* [What the exercise asks]: Filter this material down to the lines that contain the string "avatar", and return those lines.

Top of Data to process

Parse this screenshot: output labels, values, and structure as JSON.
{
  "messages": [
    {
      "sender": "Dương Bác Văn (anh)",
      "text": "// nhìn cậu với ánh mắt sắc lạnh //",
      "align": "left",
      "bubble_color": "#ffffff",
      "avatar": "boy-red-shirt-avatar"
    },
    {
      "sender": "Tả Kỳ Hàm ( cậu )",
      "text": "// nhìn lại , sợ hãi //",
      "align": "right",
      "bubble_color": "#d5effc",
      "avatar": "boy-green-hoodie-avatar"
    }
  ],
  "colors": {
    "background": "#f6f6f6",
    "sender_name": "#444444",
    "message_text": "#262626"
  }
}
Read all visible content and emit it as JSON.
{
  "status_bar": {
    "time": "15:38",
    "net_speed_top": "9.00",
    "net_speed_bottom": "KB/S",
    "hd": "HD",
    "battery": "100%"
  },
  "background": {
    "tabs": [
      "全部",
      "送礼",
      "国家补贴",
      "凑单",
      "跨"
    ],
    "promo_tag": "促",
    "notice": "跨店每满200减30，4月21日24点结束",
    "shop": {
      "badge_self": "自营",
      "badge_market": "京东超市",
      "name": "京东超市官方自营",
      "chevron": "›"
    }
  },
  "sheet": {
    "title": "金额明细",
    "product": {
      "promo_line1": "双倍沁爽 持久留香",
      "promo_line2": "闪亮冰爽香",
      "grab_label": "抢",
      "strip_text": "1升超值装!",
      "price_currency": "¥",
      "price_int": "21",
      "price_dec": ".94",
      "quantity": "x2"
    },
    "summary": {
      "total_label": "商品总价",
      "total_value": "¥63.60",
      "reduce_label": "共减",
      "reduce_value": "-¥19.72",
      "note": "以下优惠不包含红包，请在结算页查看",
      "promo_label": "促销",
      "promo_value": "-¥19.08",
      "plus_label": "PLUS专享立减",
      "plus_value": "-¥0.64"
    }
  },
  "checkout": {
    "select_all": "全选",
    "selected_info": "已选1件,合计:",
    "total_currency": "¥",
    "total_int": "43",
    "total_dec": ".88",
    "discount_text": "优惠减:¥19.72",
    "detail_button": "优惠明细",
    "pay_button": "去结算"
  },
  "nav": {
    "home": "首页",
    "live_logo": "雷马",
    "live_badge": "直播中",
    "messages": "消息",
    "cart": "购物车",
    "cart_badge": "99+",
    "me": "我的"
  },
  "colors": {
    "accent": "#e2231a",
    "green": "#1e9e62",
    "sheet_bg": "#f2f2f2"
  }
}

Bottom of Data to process

* [Written response]:
      "avatar": "boy-red-shirt-avatar"
      "avatar": "boy-green-hoodie-avatar"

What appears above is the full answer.